Title - "Face Forward" - This piece is a representation of the many faces which make up America and the right way to tackle diversity. The strips of imagery are woven together making the following statement. To overcome social issues amongst diverse individuals, we must seek to not simply coexist in space, but find overlapping similarities which allow our lives to become woven and see the strength and beauty we are able to exhibit as a unit.

Title - Facing Your Fears / Lost of Innocence - This group piece represents the individual's reflection of the temptations that he faces as he proceeds into the world from the warm embrace of his mother's arms. There are three frames in which a man can view himself in society and the temptations and challenges fluctuate between those frames, the first frame is viewing the world while in your mother's embrace, the second frame is envisioning ones self in society prior to moving into the world, the last frame is the first person account of what happens in the world.

Title - No Ceiling - It's a representation of glass ceilings to the possibilities found in the sky (celebrity, fame, wealth, opportunity, etc.) as represented by "celebrate Hollywood", the woman character below is in a very eccentric, upscale-looking garb despite being at the bottom. She is at the bottom of the map (literally), the food chain, surrounded by a high rise housing project. The red is symbolic of blood shed found at that bottom level resulting from attempts to ascend to the top. There are also two black power fists here representative of pride and the iron fist that systemically dominates people at this level. There's so much white space to represent how vast and bleak the distance is as one ascends/descends the scale presented. The strips of gold along the literal, glass ceiling is to tease what success may bring before seeing the true heights of potential success.

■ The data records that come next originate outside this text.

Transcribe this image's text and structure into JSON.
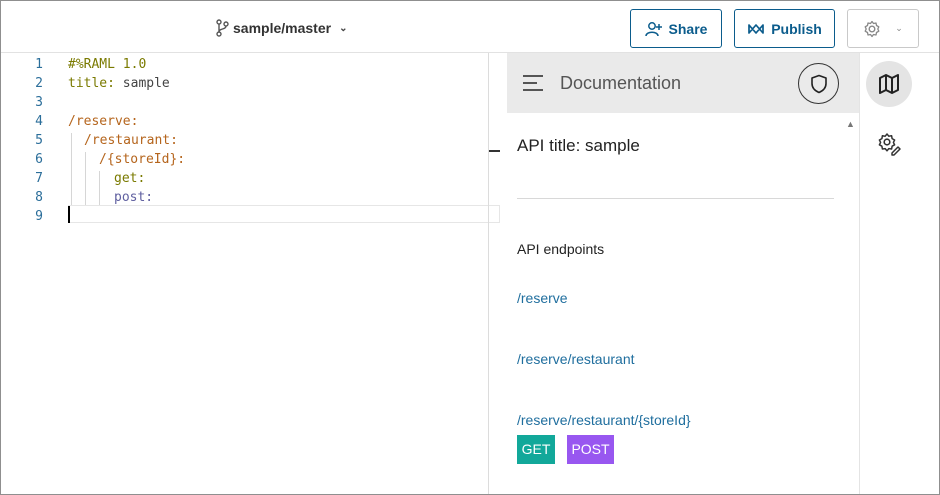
{
  "header": {
    "branch": "sample/master",
    "share_label": "Share",
    "publish_label": "Publish"
  },
  "editor": {
    "lines": [
      {
        "num": "1",
        "key": "#%RAML 1.0",
        "val": ""
      },
      {
        "num": "2",
        "key": "title:",
        "val": " sample"
      },
      {
        "num": "3",
        "key": "",
        "val": ""
      },
      {
        "num": "4",
        "key": "/reserve:",
        "val": ""
      },
      {
        "num": "5",
        "key": "/restaurant:",
        "val": ""
      },
      {
        "num": "6",
        "key": "/{storeId}:",
        "val": ""
      },
      {
        "num": "7",
        "key": "get:",
        "val": ""
      },
      {
        "num": "8",
        "key": "post:",
        "val": ""
      },
      {
        "num": "9",
        "key": "",
        "val": ""
      }
    ]
  },
  "documentation": {
    "heading": "Documentation",
    "api_title": "API title: sample",
    "endpoints_heading": "API endpoints",
    "endpoints": [
      "/reserve",
      "/reserve/restaurant",
      "/reserve/restaurant/{storeId}"
    ],
    "methods": [
      "GET",
      "POST"
    ]
  },
  "colors": {
    "accent": "#0b5c8c",
    "get": "#12a89a",
    "post": "#9857f0",
    "link": "#1f6e9e"
  },
  "icons": {
    "branch": "git-branch-icon",
    "share": "person-add-icon",
    "publish": "infinity-icon",
    "settings": "gear-icon",
    "menu": "hamburger-icon",
    "shield": "shield-icon",
    "docs_rail": "book-map-icon",
    "settings_rail": "gear-pencil-icon"
  }
}
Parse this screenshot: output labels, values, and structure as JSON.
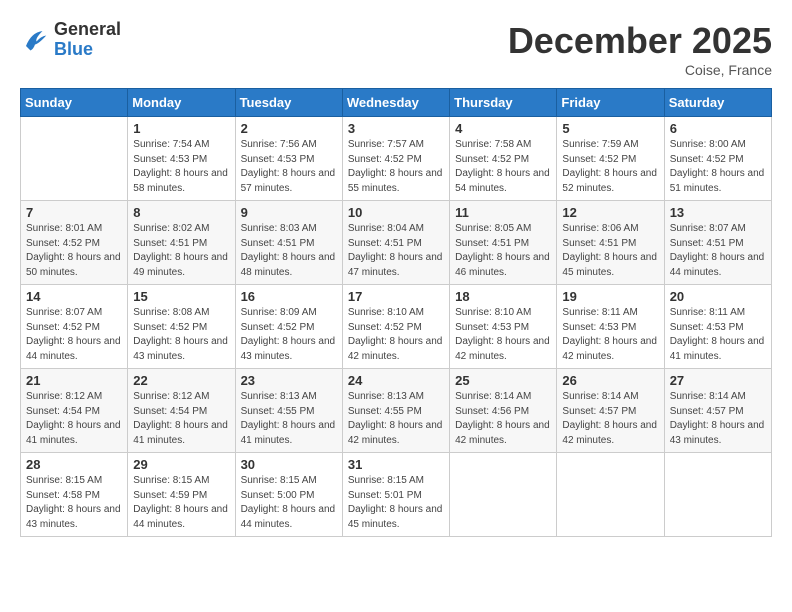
{
  "header": {
    "logo_general": "General",
    "logo_blue": "Blue",
    "month_title": "December 2025",
    "location": "Coise, France"
  },
  "weekdays": [
    "Sunday",
    "Monday",
    "Tuesday",
    "Wednesday",
    "Thursday",
    "Friday",
    "Saturday"
  ],
  "weeks": [
    [
      {
        "day": "",
        "sunrise": "",
        "sunset": "",
        "daylight": ""
      },
      {
        "day": "1",
        "sunrise": "Sunrise: 7:54 AM",
        "sunset": "Sunset: 4:53 PM",
        "daylight": "Daylight: 8 hours and 58 minutes."
      },
      {
        "day": "2",
        "sunrise": "Sunrise: 7:56 AM",
        "sunset": "Sunset: 4:53 PM",
        "daylight": "Daylight: 8 hours and 57 minutes."
      },
      {
        "day": "3",
        "sunrise": "Sunrise: 7:57 AM",
        "sunset": "Sunset: 4:52 PM",
        "daylight": "Daylight: 8 hours and 55 minutes."
      },
      {
        "day": "4",
        "sunrise": "Sunrise: 7:58 AM",
        "sunset": "Sunset: 4:52 PM",
        "daylight": "Daylight: 8 hours and 54 minutes."
      },
      {
        "day": "5",
        "sunrise": "Sunrise: 7:59 AM",
        "sunset": "Sunset: 4:52 PM",
        "daylight": "Daylight: 8 hours and 52 minutes."
      },
      {
        "day": "6",
        "sunrise": "Sunrise: 8:00 AM",
        "sunset": "Sunset: 4:52 PM",
        "daylight": "Daylight: 8 hours and 51 minutes."
      }
    ],
    [
      {
        "day": "7",
        "sunrise": "Sunrise: 8:01 AM",
        "sunset": "Sunset: 4:52 PM",
        "daylight": "Daylight: 8 hours and 50 minutes."
      },
      {
        "day": "8",
        "sunrise": "Sunrise: 8:02 AM",
        "sunset": "Sunset: 4:51 PM",
        "daylight": "Daylight: 8 hours and 49 minutes."
      },
      {
        "day": "9",
        "sunrise": "Sunrise: 8:03 AM",
        "sunset": "Sunset: 4:51 PM",
        "daylight": "Daylight: 8 hours and 48 minutes."
      },
      {
        "day": "10",
        "sunrise": "Sunrise: 8:04 AM",
        "sunset": "Sunset: 4:51 PM",
        "daylight": "Daylight: 8 hours and 47 minutes."
      },
      {
        "day": "11",
        "sunrise": "Sunrise: 8:05 AM",
        "sunset": "Sunset: 4:51 PM",
        "daylight": "Daylight: 8 hours and 46 minutes."
      },
      {
        "day": "12",
        "sunrise": "Sunrise: 8:06 AM",
        "sunset": "Sunset: 4:51 PM",
        "daylight": "Daylight: 8 hours and 45 minutes."
      },
      {
        "day": "13",
        "sunrise": "Sunrise: 8:07 AM",
        "sunset": "Sunset: 4:51 PM",
        "daylight": "Daylight: 8 hours and 44 minutes."
      }
    ],
    [
      {
        "day": "14",
        "sunrise": "Sunrise: 8:07 AM",
        "sunset": "Sunset: 4:52 PM",
        "daylight": "Daylight: 8 hours and 44 minutes."
      },
      {
        "day": "15",
        "sunrise": "Sunrise: 8:08 AM",
        "sunset": "Sunset: 4:52 PM",
        "daylight": "Daylight: 8 hours and 43 minutes."
      },
      {
        "day": "16",
        "sunrise": "Sunrise: 8:09 AM",
        "sunset": "Sunset: 4:52 PM",
        "daylight": "Daylight: 8 hours and 43 minutes."
      },
      {
        "day": "17",
        "sunrise": "Sunrise: 8:10 AM",
        "sunset": "Sunset: 4:52 PM",
        "daylight": "Daylight: 8 hours and 42 minutes."
      },
      {
        "day": "18",
        "sunrise": "Sunrise: 8:10 AM",
        "sunset": "Sunset: 4:53 PM",
        "daylight": "Daylight: 8 hours and 42 minutes."
      },
      {
        "day": "19",
        "sunrise": "Sunrise: 8:11 AM",
        "sunset": "Sunset: 4:53 PM",
        "daylight": "Daylight: 8 hours and 42 minutes."
      },
      {
        "day": "20",
        "sunrise": "Sunrise: 8:11 AM",
        "sunset": "Sunset: 4:53 PM",
        "daylight": "Daylight: 8 hours and 41 minutes."
      }
    ],
    [
      {
        "day": "21",
        "sunrise": "Sunrise: 8:12 AM",
        "sunset": "Sunset: 4:54 PM",
        "daylight": "Daylight: 8 hours and 41 minutes."
      },
      {
        "day": "22",
        "sunrise": "Sunrise: 8:12 AM",
        "sunset": "Sunset: 4:54 PM",
        "daylight": "Daylight: 8 hours and 41 minutes."
      },
      {
        "day": "23",
        "sunrise": "Sunrise: 8:13 AM",
        "sunset": "Sunset: 4:55 PM",
        "daylight": "Daylight: 8 hours and 41 minutes."
      },
      {
        "day": "24",
        "sunrise": "Sunrise: 8:13 AM",
        "sunset": "Sunset: 4:55 PM",
        "daylight": "Daylight: 8 hours and 42 minutes."
      },
      {
        "day": "25",
        "sunrise": "Sunrise: 8:14 AM",
        "sunset": "Sunset: 4:56 PM",
        "daylight": "Daylight: 8 hours and 42 minutes."
      },
      {
        "day": "26",
        "sunrise": "Sunrise: 8:14 AM",
        "sunset": "Sunset: 4:57 PM",
        "daylight": "Daylight: 8 hours and 42 minutes."
      },
      {
        "day": "27",
        "sunrise": "Sunrise: 8:14 AM",
        "sunset": "Sunset: 4:57 PM",
        "daylight": "Daylight: 8 hours and 43 minutes."
      }
    ],
    [
      {
        "day": "28",
        "sunrise": "Sunrise: 8:15 AM",
        "sunset": "Sunset: 4:58 PM",
        "daylight": "Daylight: 8 hours and 43 minutes."
      },
      {
        "day": "29",
        "sunrise": "Sunrise: 8:15 AM",
        "sunset": "Sunset: 4:59 PM",
        "daylight": "Daylight: 8 hours and 44 minutes."
      },
      {
        "day": "30",
        "sunrise": "Sunrise: 8:15 AM",
        "sunset": "Sunset: 5:00 PM",
        "daylight": "Daylight: 8 hours and 44 minutes."
      },
      {
        "day": "31",
        "sunrise": "Sunrise: 8:15 AM",
        "sunset": "Sunset: 5:01 PM",
        "daylight": "Daylight: 8 hours and 45 minutes."
      },
      {
        "day": "",
        "sunrise": "",
        "sunset": "",
        "daylight": ""
      },
      {
        "day": "",
        "sunrise": "",
        "sunset": "",
        "daylight": ""
      },
      {
        "day": "",
        "sunrise": "",
        "sunset": "",
        "daylight": ""
      }
    ]
  ]
}
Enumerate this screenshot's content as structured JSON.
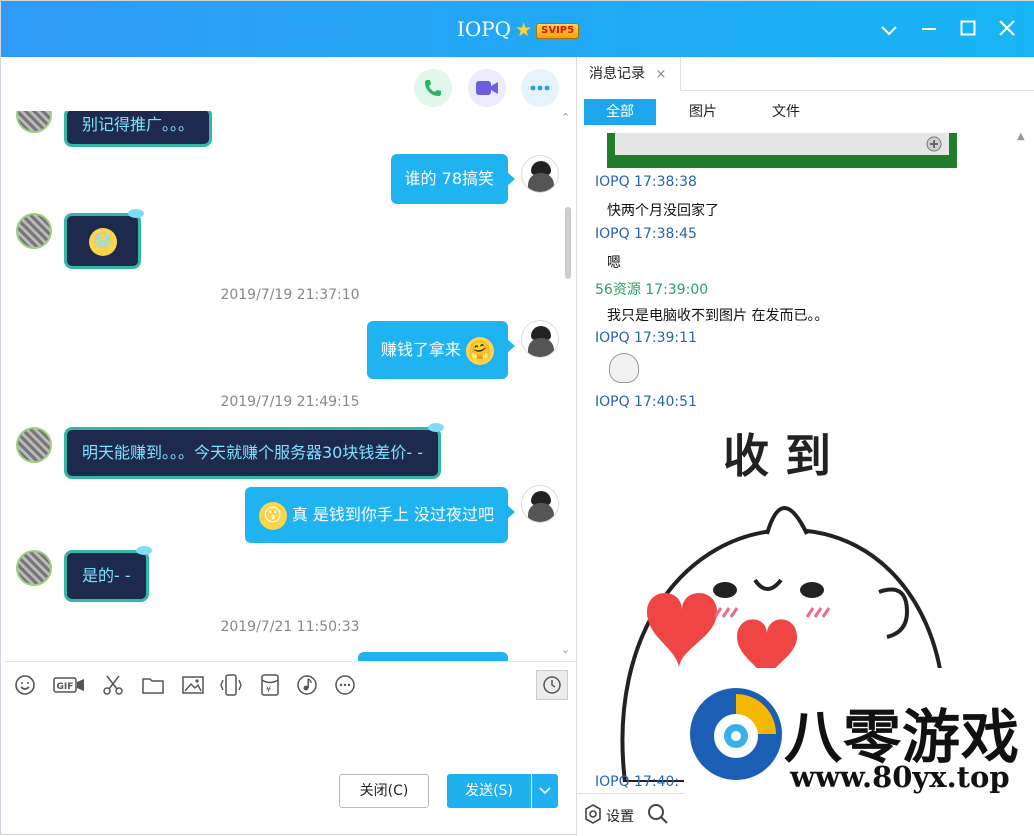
{
  "window": {
    "title": "IOPQ",
    "vip_badge": "SVIP5",
    "star": "★",
    "accent": "#1fb3f2"
  },
  "chat": {
    "messages": [
      {
        "side": "left",
        "text": "别记得推广。。。"
      },
      {
        "side": "right",
        "text": "谁的 78搞笑"
      },
      {
        "side": "left",
        "emoji": "😂"
      },
      {
        "timestamp": "2019/7/19 21:37:10"
      },
      {
        "side": "right",
        "text": "赚钱了拿来",
        "emoji": "🤗"
      },
      {
        "timestamp": "2019/7/19 21:49:15"
      },
      {
        "side": "left",
        "text": "明天能赚到。。。今天就赚个服务器30块钱差价- -"
      },
      {
        "side": "right",
        "emoji": "😗",
        "text": "真 是钱到你手上  没过夜过吧"
      },
      {
        "side": "left",
        "text": "是的- -"
      },
      {
        "timestamp": "2019/7/21 11:50:33"
      }
    ]
  },
  "toolbar": {
    "icons": [
      "emoji-icon",
      "gif-icon",
      "scissors-icon",
      "folder-icon",
      "image-icon",
      "shake-icon",
      "red-packet-icon",
      "music-icon",
      "more-icon",
      "history-clock-icon"
    ],
    "close_label": "关闭(C)",
    "send_label": "发送(S)"
  },
  "history": {
    "tab_label": "消息记录",
    "filters": [
      "全部",
      "图片",
      "文件"
    ],
    "entries": [
      {
        "name": "IOPQ 17:38:38",
        "text": "快两个月没回家了"
      },
      {
        "name": "IOPQ 17:38:45",
        "text": "嗯"
      },
      {
        "name": "56资源 17:39:00",
        "text": "我只是电脑收不到图片 在发而已。。"
      },
      {
        "name": "IOPQ 17:39:11"
      },
      {
        "name": "IOPQ 17:40:51"
      },
      {
        "name": "IOPQ 17:40:"
      }
    ],
    "sticker_text": "收 到",
    "settings_label": "设置"
  },
  "watermark": {
    "name": "八零游戏",
    "url": "www.80yx.top"
  }
}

Title - "Poser Macklemore Wins Grammy For Pants"

Title - Everything That Glitters Aint' Gold - This piece is about the saturation of materialism and sexuality in society.

Yes the title was a bit misleading...or was it? I hope you enjoyed. More to come soon!